IFS predicts tax breaks on share options

The Institute of Fiscal Studies is expecting chancellor Gordon Brown to unveil larger tax breaks for share options in small, high-risk companies in his Budget on 7 March.

The institute believes the chancellor will extend the scope of the enterprise management incentives, designed to give tax relief on share options worth up to Pounds 100,000 per employee, in order to help growing companies hold on to important staff, the Financial Times reported today.

The scheme, introduced last autumn, is currently limited to 15 employees per company.

However, in the pre-Budget report, the chancellor proposed to extend it to all employees up to a ceiling of Pounds 2.5m of a company’s shares – Pounds 1m higher than the original limit.

EMI applies to companies in high-value areas of manufacturing, services and e-commerce with gross assets of up to Pounds 15m. So far 450 companies have taken advantage of the scheme.

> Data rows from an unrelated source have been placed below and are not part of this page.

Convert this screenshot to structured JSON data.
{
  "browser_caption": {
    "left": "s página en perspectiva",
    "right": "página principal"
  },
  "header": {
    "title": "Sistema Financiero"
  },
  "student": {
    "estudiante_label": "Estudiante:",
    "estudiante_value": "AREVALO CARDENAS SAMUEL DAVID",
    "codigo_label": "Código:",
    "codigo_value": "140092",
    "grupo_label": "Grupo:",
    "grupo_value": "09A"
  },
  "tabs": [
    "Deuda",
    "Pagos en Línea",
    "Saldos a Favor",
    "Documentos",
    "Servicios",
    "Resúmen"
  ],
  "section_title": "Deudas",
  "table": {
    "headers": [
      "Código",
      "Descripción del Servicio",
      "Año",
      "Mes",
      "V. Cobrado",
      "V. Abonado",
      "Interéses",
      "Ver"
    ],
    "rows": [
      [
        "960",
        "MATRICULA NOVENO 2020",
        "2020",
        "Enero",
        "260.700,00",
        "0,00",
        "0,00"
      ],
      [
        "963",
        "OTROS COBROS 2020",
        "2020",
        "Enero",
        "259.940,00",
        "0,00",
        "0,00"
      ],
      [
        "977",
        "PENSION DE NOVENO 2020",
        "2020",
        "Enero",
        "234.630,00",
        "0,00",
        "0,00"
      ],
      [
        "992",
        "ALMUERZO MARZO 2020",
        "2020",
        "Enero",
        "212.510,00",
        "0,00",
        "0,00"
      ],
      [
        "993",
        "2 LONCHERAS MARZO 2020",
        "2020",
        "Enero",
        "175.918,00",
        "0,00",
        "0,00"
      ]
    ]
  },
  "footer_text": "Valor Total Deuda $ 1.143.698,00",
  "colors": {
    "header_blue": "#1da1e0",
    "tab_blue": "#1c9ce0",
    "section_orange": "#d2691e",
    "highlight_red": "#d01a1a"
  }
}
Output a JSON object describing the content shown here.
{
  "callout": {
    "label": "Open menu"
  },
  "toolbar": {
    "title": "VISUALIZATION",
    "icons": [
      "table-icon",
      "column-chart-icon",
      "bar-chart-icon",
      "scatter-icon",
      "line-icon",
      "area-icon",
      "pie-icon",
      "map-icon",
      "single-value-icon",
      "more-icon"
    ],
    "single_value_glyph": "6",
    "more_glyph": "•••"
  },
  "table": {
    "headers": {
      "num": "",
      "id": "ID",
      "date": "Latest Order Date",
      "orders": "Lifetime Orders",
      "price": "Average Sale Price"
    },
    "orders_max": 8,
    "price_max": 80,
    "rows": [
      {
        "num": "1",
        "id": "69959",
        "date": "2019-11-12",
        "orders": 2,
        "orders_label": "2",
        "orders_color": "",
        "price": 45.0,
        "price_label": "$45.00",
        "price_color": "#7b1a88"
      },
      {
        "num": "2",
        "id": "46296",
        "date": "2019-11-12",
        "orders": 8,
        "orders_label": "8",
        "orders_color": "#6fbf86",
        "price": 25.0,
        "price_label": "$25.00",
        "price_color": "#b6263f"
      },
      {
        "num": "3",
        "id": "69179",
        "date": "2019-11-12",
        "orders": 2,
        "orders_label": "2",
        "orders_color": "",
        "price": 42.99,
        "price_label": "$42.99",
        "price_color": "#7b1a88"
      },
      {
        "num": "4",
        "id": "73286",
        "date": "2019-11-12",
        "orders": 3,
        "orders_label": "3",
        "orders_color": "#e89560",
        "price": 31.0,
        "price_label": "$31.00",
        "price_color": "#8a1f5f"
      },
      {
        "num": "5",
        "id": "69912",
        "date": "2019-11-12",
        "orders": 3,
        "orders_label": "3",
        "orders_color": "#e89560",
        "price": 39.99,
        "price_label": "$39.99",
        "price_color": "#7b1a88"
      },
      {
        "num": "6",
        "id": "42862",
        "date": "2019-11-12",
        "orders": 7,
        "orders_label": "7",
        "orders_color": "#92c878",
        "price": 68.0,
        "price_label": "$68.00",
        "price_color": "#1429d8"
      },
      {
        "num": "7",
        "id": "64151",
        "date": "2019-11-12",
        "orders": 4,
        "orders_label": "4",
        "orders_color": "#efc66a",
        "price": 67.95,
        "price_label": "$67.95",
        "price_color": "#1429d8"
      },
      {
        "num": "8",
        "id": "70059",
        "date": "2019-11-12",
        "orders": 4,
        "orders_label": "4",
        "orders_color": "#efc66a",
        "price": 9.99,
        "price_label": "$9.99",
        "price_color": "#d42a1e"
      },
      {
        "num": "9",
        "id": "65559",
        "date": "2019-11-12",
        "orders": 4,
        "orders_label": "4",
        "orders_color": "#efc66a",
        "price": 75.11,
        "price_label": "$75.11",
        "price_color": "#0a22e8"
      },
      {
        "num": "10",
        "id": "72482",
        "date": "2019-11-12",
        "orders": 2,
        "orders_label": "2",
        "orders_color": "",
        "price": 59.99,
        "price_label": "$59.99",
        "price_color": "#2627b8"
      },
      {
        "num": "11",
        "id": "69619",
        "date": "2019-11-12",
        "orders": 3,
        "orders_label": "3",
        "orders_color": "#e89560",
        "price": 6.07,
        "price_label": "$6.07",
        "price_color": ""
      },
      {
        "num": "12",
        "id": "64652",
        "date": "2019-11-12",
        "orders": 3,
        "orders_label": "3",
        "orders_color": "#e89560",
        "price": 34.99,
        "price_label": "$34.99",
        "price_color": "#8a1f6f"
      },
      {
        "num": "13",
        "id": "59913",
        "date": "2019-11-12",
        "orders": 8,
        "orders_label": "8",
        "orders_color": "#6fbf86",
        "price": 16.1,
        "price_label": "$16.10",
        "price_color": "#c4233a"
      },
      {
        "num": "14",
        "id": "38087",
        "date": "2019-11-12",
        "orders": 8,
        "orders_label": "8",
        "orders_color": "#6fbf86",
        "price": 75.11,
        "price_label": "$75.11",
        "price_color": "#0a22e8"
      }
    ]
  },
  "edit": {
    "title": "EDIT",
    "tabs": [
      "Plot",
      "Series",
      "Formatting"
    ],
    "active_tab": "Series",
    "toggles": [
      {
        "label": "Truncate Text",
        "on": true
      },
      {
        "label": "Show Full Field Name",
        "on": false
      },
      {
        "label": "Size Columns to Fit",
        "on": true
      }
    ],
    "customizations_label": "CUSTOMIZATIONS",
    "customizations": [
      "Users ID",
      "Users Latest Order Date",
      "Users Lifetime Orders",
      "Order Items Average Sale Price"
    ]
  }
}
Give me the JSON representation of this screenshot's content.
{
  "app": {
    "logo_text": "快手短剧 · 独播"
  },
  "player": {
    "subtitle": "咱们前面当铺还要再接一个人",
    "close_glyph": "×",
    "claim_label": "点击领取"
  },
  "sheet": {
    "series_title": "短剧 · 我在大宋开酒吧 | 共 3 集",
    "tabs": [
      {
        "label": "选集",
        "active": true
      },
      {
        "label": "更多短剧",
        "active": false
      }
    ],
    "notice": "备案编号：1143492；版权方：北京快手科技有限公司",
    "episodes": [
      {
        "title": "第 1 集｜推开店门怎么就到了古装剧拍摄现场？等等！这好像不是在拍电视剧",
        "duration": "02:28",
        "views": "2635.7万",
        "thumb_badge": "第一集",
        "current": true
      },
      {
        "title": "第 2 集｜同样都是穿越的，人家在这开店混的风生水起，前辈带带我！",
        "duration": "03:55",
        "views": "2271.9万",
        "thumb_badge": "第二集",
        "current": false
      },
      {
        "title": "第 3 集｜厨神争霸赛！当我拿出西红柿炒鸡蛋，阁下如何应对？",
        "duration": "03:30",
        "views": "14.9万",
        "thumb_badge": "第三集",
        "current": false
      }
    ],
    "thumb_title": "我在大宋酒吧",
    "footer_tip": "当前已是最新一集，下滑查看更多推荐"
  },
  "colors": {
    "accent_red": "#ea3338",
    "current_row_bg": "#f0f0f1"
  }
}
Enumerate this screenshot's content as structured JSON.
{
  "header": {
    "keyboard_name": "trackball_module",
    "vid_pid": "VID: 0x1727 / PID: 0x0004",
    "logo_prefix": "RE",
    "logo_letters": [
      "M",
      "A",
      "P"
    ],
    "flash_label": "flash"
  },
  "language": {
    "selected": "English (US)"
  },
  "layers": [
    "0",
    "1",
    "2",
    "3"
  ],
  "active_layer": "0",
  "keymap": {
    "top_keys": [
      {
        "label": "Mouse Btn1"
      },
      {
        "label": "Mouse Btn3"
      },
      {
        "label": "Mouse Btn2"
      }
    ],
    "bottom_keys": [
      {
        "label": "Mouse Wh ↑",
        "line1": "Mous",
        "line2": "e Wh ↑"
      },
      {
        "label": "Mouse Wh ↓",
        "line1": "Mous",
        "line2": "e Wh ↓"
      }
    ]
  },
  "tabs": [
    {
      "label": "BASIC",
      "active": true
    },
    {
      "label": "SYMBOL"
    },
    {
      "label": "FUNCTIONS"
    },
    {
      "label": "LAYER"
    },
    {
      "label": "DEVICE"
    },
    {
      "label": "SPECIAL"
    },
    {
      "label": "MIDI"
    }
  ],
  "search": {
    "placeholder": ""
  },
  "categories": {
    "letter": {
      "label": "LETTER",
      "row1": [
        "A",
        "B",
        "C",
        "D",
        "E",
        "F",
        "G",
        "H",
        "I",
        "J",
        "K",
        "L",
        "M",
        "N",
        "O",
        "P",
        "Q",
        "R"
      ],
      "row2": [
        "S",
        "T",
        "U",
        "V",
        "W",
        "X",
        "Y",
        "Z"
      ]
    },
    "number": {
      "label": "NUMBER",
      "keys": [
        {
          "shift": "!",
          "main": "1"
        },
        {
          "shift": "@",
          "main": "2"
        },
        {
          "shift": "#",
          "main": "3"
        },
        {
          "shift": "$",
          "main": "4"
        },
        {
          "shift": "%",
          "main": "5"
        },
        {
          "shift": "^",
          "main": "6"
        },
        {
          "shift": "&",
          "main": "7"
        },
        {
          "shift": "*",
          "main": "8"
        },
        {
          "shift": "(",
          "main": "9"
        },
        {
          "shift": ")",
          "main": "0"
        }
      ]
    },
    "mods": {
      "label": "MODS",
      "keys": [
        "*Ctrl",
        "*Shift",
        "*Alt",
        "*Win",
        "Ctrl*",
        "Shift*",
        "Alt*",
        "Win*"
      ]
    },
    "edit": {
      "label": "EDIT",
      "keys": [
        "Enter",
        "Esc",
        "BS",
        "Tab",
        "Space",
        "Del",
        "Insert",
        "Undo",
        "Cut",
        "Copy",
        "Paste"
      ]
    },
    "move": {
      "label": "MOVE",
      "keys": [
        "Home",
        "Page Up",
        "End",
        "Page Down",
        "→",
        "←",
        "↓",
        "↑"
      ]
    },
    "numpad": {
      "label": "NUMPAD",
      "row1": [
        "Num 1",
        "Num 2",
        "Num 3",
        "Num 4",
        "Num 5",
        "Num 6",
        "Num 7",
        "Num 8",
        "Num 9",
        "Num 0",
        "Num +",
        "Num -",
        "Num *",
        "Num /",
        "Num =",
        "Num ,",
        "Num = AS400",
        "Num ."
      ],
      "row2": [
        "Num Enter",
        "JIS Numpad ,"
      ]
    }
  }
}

The IFS also suggested the chancellor would have approximately Pounds 2bn to spend on tax cuts after accounting for a Pounds 1.75bn package of transport tax cuts put out for consultation in last November’s pre-Budget report, less than the Pounds 3bn to 4bn some other organisations have predicted.

Links

AccountancyAge.com’s Budget 2001

IFS online

Inland Revenue page on Enterprise Management Incentives

Analysis – The share scheme ifs, buts and maybes

Related Articles

LITRG urges government to consider tax changes in disability work plan

Administration LITRG urges government to consider tax changes in disability work plan

19h Lucy Skoulding, Reporter
HMRC appeal rejected in Tottenham Hotspur case

Administration HMRC appeal rejected in Tottenham Hotspur case

2w Emma Smith, Managing Editor
HMRC urged to clarify impact of income allowances on Self-Assessments

Personal Tax HMRC urged to clarify impact of income allowances on Self-Assessments

2m Alia Shoaib, Reporter
New trading allowance: simplicity, but not as we know it

Administration New trading allowance: simplicity, but not as we know it

2m Emma Rawson, ATT Technical Officer
Wealthy individuals could circumvent top tax rate rises

Personal Tax Wealthy individuals could circumvent top tax rate rises

4m Alia Shoaib, Reporter
Italy grants first successful non-dom status application to former UK non-dom

Personal Tax Italy grants first successful non-dom status application to former UK non-dom

4m Emma Smith, Managing Editor
Industry reaction: Taylor Review does not go far enough in addressing tax issues

Legal Industry reaction: Taylor Review does not go far enough in addressing tax issues

5m Alia Shoaib, Reporter
Does the Taylor Review sufficiently address the gig economy?

Corporate Tax Does the Taylor Review sufficiently address the gig economy?

5m Alia Shoaib, Reporter